Pistons' center Andre Drummond shot 35.5% from the free throw line in 2015-16.

Pistons’ center Andre Drummond shot 35.5% from the free throw line in 2015-16.

Will Andre Drummond shoot his free throws underhanded next season? It could happen, according to Pistons head coach Stan Van Gundy, and it’s about damn time.

It’s a free-throw shooting style that NBA Hall of Famer Rick Barry perfected, as he shot 90% from the charity stripe during his 10-season NBA career. Even fellow Hall of Famer Wilt Chamberlain, who still owns the NBA record for points in a single game with 100, tried out the underhanded free-throw shot for a time. Despite never being as successful at the line as Barry—Chamberlain only shot 51.1% from the stripe for his career—he did finish 28-for-32 from the line in his historic 100-point performance on March 2, 1962.

The commonly labeled “granny shot” has become a viable option for Drummond because of his putrid 2015-16 campaign at the free-throw line, in which he shot a career-worst 35.5%. That’s an average of 65 misses for every 100 free throws taken. Most Average Joe’s and Jane’s off the street can do as well as that.

It became increasingly embarrassing that Van Gundy had to consistently pull Drummond in the final minutes of games as the season went along because of his poor free-throw shooting, including in Detroit’s first-round playoff series with the Cleveland Cavaliers.

Being pulled in crunch time isn’t what you want from a guy who’s due to be signed to a max contract extension this summer.

Drummond realizes his reputation as a “clunker” from the free throw line.

He seems to realize that although it’s not going to help him earn any street cred with his newfound pal Justin Bieber, shooting from the stripe underhanded could help him make more free throws.

If the Detroit big man can shoot his “throws” at an efficient clip, it will likely lead to Van Gundy leaving his star on the floor during the final minutes of games.

If Drummond can increase his free-throw percentage by even 30%, he’ll be able to make the jump from an All-Star to a dominant big man on the offensive end.

He already averaged a career-high 16.2 points per game this past season, so just imagine how many he could average with an improved FT-shooting form.

The 22-year-old could feasibly crack the 20 points per game threshold in what will be his fifth season in the league.

It would be a jump in point production that could help the Pistons take the next step forward as an organization. They would go from a team just making the playoffs to a team that could realistically think about getting to round two.

Here’s hoping that “Dre” takes to the gym this summer and starts practicing his “granny shot.”

Despite the jeers that would probably arise from using an underhand shot when playing on the road, dealing with other teams’ fans and their quips will be more than worth it if the Pistons build on their success from this past season.

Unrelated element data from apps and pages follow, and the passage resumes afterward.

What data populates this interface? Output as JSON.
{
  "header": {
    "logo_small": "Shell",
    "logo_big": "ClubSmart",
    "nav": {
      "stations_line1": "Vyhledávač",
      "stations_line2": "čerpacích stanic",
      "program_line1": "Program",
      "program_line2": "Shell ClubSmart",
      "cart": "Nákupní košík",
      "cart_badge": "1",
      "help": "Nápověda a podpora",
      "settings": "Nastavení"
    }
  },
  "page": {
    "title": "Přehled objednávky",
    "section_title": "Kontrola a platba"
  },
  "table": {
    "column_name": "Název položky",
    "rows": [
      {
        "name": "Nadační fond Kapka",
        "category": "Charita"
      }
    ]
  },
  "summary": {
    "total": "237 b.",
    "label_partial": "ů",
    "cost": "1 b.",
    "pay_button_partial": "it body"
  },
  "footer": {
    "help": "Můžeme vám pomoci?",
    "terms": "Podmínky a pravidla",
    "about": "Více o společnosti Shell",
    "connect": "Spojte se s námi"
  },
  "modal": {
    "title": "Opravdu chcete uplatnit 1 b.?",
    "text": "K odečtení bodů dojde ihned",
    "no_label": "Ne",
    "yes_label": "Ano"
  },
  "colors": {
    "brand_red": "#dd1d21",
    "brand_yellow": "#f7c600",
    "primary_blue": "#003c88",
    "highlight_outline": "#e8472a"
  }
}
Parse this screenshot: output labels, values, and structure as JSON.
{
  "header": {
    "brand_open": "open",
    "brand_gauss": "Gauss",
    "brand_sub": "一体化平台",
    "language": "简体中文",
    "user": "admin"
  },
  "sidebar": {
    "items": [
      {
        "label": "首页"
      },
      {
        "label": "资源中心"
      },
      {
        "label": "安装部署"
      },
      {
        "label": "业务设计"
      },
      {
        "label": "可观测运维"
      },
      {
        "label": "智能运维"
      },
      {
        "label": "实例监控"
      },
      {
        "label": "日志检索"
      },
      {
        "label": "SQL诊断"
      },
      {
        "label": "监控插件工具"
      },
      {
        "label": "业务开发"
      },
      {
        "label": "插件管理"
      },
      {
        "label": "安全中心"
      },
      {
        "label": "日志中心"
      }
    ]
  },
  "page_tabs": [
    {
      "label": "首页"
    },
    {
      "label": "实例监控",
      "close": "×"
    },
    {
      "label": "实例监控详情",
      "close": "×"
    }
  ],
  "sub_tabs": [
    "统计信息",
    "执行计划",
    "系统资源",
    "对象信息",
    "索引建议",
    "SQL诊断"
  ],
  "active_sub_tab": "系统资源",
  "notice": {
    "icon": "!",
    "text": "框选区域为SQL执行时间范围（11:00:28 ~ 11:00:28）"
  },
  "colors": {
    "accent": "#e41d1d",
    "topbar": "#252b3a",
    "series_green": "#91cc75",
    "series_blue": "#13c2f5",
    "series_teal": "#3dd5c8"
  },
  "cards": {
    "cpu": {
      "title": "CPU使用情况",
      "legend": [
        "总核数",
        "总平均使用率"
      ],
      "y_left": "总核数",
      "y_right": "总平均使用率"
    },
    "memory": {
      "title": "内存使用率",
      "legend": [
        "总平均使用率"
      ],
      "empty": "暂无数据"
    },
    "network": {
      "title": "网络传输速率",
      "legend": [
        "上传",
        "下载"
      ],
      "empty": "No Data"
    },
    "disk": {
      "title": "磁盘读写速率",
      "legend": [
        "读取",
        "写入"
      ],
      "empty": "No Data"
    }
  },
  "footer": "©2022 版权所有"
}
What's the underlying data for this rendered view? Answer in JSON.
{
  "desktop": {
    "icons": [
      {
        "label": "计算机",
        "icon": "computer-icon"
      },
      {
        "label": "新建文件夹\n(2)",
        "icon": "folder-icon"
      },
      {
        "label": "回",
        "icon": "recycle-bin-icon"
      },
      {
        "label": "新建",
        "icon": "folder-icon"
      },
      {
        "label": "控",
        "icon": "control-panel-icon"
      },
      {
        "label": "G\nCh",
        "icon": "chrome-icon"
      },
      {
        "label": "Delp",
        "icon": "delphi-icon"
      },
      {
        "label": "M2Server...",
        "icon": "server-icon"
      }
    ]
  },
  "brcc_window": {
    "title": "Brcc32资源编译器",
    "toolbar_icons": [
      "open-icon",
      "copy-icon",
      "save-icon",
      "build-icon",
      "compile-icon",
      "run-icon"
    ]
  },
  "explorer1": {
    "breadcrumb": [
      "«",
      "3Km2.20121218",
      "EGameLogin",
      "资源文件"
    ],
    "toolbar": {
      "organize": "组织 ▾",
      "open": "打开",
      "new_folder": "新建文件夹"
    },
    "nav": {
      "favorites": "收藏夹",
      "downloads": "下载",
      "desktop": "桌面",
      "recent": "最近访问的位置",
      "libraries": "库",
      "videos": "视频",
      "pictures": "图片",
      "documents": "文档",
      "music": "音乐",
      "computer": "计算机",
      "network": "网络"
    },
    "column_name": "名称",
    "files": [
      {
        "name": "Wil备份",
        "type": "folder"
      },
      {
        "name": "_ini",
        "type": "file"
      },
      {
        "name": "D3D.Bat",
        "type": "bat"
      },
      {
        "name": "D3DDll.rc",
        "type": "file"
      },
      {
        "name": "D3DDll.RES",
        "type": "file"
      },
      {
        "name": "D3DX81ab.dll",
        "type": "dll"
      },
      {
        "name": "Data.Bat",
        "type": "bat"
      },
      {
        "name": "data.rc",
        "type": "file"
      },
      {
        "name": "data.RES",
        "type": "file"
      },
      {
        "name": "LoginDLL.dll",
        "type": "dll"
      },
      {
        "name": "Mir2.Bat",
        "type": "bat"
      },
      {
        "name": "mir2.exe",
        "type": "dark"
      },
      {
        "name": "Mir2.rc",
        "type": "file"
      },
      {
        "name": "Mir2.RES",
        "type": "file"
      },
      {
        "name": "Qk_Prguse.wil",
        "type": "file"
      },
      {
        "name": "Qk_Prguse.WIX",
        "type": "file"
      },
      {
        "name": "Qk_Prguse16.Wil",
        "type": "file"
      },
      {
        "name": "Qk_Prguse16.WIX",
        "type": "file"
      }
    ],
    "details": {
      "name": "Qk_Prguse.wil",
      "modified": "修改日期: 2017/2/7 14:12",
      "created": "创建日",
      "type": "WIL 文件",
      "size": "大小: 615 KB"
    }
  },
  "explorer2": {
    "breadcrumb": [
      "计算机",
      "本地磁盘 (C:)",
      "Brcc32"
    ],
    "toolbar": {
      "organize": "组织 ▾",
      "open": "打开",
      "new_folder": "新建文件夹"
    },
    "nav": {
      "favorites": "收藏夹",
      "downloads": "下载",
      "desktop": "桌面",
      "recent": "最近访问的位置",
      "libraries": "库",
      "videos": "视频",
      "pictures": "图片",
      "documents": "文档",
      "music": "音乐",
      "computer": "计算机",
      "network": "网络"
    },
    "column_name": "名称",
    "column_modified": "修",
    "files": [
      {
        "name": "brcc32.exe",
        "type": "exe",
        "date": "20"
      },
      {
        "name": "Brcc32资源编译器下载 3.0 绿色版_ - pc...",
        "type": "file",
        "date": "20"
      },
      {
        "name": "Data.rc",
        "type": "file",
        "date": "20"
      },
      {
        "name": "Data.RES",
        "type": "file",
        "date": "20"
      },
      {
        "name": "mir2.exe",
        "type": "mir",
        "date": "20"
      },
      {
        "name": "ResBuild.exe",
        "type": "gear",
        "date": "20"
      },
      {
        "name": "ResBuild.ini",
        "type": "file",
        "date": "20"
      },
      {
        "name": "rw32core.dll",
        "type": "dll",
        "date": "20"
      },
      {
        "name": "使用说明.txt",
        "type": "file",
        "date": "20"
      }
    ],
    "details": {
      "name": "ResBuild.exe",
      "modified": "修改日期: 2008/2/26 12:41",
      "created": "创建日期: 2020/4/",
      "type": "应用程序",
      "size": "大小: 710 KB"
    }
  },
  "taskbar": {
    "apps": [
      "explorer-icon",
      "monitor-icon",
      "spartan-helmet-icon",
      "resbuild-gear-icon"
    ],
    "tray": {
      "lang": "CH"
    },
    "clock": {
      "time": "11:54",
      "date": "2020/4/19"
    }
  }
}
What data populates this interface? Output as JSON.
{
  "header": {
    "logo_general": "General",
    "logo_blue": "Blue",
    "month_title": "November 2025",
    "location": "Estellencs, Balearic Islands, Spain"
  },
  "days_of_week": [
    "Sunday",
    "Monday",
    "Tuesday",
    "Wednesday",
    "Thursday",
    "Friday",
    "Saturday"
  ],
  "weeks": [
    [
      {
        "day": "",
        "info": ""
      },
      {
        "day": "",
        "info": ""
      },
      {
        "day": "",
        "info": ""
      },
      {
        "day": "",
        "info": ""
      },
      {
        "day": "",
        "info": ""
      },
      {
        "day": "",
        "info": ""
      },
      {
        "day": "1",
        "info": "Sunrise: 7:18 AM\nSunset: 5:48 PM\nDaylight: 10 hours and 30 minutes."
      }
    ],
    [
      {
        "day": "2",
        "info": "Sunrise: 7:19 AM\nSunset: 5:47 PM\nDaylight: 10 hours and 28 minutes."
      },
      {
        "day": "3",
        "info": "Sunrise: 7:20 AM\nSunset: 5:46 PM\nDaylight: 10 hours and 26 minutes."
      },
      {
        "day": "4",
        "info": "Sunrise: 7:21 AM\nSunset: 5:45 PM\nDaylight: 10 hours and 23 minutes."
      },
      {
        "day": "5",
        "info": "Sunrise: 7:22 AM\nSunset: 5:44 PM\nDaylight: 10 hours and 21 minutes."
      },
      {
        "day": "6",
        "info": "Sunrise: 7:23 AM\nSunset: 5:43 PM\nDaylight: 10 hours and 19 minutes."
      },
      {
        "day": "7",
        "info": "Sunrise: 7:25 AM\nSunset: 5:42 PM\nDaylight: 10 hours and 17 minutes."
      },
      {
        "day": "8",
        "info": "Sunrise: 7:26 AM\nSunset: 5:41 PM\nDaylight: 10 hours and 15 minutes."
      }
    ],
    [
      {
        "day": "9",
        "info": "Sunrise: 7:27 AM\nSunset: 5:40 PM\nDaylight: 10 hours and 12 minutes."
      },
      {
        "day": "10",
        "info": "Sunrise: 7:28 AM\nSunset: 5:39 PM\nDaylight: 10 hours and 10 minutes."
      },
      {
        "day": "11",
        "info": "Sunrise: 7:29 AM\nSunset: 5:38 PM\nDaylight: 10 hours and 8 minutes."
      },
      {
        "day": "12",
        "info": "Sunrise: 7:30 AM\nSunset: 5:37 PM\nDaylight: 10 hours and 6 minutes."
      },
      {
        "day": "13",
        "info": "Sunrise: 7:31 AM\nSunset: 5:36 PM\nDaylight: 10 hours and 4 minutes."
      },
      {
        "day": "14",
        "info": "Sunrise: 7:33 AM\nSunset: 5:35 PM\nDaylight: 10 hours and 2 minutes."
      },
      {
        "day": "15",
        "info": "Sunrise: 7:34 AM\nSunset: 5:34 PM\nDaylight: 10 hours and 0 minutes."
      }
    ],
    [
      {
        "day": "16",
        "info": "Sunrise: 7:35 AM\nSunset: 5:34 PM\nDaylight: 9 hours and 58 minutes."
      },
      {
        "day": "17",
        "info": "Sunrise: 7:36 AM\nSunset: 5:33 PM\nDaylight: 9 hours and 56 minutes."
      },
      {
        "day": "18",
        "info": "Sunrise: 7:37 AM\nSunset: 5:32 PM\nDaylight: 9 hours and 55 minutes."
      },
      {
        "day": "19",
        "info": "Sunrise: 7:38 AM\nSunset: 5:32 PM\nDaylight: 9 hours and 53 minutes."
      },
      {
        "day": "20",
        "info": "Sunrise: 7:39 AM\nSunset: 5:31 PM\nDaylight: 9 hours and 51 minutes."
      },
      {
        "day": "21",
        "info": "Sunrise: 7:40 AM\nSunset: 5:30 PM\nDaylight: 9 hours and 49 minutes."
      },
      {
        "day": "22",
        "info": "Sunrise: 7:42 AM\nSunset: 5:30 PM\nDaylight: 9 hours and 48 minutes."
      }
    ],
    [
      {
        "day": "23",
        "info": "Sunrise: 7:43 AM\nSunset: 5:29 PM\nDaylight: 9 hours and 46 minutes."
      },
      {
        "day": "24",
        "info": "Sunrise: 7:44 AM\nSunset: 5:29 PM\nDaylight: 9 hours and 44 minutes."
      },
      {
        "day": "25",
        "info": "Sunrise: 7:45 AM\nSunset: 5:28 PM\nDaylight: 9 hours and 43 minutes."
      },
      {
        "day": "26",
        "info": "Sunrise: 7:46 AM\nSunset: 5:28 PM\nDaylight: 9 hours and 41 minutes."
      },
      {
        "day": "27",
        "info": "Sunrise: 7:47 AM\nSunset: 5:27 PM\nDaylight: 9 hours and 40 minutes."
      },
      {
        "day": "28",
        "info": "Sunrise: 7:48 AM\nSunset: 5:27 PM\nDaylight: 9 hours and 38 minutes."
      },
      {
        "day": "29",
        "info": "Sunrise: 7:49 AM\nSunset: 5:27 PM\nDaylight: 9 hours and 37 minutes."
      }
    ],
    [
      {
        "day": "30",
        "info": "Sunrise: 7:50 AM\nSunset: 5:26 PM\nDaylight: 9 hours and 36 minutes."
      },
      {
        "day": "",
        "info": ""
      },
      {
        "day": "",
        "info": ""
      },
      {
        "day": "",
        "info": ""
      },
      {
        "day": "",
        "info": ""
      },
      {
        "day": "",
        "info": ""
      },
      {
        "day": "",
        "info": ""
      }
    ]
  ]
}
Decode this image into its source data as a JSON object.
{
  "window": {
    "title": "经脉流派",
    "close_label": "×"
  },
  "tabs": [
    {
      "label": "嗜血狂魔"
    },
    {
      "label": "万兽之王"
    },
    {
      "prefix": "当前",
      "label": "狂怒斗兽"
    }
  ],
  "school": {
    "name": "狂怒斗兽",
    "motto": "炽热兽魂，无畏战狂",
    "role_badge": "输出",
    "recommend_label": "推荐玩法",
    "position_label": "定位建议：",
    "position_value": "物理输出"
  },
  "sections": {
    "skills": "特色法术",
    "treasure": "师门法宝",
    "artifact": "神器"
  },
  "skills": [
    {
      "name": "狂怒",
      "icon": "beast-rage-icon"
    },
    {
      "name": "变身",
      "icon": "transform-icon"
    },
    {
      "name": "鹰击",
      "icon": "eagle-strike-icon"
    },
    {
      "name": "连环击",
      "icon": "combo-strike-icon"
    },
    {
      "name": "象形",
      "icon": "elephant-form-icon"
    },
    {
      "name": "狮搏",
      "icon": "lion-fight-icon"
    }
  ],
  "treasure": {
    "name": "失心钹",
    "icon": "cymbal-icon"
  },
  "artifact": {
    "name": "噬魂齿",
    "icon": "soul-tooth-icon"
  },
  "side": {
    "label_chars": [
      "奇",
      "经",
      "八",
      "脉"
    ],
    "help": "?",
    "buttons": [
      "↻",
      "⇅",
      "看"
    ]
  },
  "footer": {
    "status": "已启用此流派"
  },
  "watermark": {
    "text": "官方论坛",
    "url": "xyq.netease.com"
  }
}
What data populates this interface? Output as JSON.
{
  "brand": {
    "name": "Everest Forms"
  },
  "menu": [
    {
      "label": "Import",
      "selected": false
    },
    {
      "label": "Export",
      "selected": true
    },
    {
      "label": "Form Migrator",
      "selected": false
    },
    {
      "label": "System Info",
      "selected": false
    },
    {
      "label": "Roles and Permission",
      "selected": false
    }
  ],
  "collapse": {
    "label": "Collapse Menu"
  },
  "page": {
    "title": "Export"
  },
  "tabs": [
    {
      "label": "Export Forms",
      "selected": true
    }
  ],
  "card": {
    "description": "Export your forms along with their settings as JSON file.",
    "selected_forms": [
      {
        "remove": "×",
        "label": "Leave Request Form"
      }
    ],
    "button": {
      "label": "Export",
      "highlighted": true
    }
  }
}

I’m willing to bet that the Pistons will improve upon their first playoff appearance since the 2008-09 campaign if Drummond makes the “granny shot” his own.